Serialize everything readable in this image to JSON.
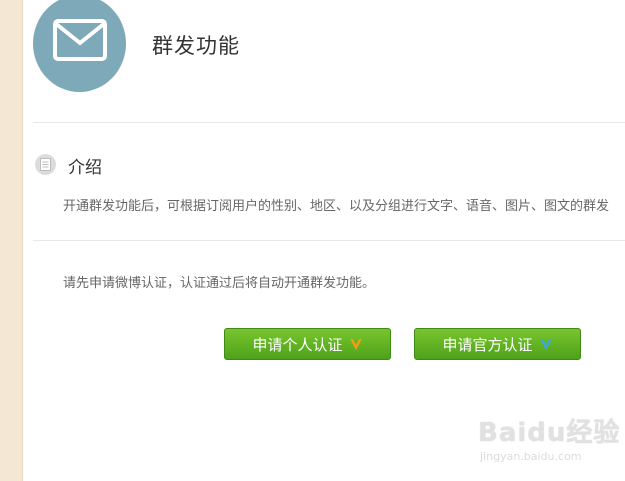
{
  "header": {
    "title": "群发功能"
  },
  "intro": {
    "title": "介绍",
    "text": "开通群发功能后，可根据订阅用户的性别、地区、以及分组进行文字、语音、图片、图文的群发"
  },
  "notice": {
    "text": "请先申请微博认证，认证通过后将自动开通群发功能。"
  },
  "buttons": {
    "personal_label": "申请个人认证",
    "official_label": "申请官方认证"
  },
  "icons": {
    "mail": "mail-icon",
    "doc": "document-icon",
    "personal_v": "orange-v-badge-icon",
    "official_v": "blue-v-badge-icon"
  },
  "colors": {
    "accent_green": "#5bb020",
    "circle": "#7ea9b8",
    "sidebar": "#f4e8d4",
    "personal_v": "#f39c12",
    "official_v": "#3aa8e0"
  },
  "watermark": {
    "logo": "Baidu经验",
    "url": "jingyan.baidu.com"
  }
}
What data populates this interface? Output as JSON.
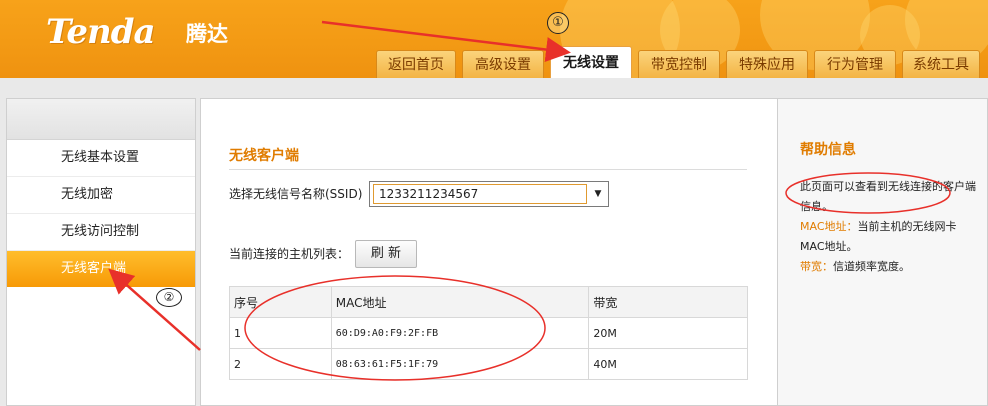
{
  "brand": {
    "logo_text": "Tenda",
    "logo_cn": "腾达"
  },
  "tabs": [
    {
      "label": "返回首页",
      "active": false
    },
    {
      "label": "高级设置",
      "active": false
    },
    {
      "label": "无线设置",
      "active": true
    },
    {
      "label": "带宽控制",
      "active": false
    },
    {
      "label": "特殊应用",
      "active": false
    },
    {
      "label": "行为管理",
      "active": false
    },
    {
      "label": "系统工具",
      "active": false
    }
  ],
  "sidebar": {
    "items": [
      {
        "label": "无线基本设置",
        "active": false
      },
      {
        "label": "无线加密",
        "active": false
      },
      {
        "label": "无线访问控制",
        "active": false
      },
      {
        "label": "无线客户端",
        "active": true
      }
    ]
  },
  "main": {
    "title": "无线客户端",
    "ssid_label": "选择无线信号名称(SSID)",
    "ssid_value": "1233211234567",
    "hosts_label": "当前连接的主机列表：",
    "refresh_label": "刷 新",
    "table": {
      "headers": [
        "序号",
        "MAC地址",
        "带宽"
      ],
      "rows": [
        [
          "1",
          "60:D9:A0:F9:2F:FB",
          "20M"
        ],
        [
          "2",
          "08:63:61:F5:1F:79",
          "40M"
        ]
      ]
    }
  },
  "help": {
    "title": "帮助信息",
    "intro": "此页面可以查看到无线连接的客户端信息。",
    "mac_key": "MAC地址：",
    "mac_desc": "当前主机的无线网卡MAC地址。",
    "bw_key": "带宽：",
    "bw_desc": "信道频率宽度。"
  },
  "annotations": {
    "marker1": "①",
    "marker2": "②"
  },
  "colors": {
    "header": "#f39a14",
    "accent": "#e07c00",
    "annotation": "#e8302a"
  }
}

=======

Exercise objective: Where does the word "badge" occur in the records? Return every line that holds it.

Solution for this exercise:
    "personal_v": "orange-v-badge-icon",
    "official_v": "blue-v-badge-icon"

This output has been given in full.